- The cost of invoice discounting is cheaper than factoring.
- Risk factors to a company director is reduced with the alternative providers.
The con’s Invoice discounting:
- A strong and established credit collection process in-house is required to be accepted for invoice discounting.
- Businesses with a turnover of £250,000 and a positive net worth on their balance sheets is required in order to be provided with a discounting service.
- Due to the influx of working capital some businesses end up relying on invoice discounting as a source of cash, they are unable to leave the arrangement, this will have a negative impact on their sales and operations.
Costing up both options
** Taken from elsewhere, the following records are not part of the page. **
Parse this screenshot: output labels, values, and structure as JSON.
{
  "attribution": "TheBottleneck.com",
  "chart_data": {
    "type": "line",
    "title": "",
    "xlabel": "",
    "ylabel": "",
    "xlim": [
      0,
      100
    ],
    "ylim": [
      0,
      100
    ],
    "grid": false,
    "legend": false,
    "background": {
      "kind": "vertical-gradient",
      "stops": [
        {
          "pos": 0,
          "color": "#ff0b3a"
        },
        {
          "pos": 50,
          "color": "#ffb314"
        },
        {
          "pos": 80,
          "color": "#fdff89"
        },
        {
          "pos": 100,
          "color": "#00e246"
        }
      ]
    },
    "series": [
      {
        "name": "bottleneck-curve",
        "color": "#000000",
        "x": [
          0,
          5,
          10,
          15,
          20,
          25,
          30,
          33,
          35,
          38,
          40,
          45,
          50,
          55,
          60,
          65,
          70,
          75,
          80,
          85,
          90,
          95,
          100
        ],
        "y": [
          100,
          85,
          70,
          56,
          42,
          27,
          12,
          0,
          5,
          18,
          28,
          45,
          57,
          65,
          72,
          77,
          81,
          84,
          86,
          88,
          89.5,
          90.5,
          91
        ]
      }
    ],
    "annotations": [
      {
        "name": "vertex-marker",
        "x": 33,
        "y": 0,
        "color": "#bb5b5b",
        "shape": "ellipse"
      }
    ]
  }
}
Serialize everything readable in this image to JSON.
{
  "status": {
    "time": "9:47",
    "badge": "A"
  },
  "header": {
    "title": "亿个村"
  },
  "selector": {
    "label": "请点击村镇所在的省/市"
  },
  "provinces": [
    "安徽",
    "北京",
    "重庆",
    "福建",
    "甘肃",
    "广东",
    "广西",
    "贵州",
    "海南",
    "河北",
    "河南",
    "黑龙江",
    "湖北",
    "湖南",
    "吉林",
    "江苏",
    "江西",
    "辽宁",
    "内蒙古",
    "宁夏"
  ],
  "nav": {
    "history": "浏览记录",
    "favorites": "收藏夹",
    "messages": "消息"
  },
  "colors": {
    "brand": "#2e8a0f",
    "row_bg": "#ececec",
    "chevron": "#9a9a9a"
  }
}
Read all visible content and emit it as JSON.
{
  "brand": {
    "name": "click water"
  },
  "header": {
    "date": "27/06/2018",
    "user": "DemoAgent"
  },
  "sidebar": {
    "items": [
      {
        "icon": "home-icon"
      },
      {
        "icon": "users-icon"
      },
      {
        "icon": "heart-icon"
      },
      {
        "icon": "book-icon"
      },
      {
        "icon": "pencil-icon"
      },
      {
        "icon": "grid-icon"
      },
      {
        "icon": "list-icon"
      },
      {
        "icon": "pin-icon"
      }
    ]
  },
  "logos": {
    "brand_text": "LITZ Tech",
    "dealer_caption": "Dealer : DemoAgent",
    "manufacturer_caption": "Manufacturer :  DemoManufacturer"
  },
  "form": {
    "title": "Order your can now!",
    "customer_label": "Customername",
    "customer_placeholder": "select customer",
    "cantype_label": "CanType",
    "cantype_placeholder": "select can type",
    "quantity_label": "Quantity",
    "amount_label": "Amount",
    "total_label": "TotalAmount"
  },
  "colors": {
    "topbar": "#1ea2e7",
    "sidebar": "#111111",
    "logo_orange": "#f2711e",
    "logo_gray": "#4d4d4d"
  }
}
There is a balance to be struck for any company considering using invoice factoring or discounting between the value of selling invoices and waiting for however long it takes for those invoices to be settled under normal circumstances.
Generally speaking, a company utilising either form of fundraising solution will be able to secure between 80% and 90% of the amount of money originally due to be paid by their clients. Discounting costs will typically involve slightly lower charges and fees than factoring.
Which is right for you?
Which accounts receivable financing option work better for you, factoring or invoice discounting? It totally depends on the nature of your business and its particular needs.
If your business is relatively small and your human resources limited, the credit control and collection service that comes with Factoring is likely to suit you better.
If your business is larger, and you have the human and information resources to efficiently manage your own sales ledger and debt collection — or if you feel strongly that you want your own company to deal with debt collection — Invoice Discounting is likely to be your preferred option.
Making a finance choice on behalf of your businesses financial standing is never easy, educating yourself what what there is to know about Invoice Discounting or Factoring can benefit the company’s future.
Find our more
If you are involved in running a business that could benefit from the potential to generate a cash injection via discounting and factoring then there are a number of different comparison options available.
If you would like advice about funding solutions that are best for your business, feel free to get in touch or complete the online enquiry form. Once it has been received a funding specialist will contact you by return.
Read more: Invoice Factoring vs Invoice Finance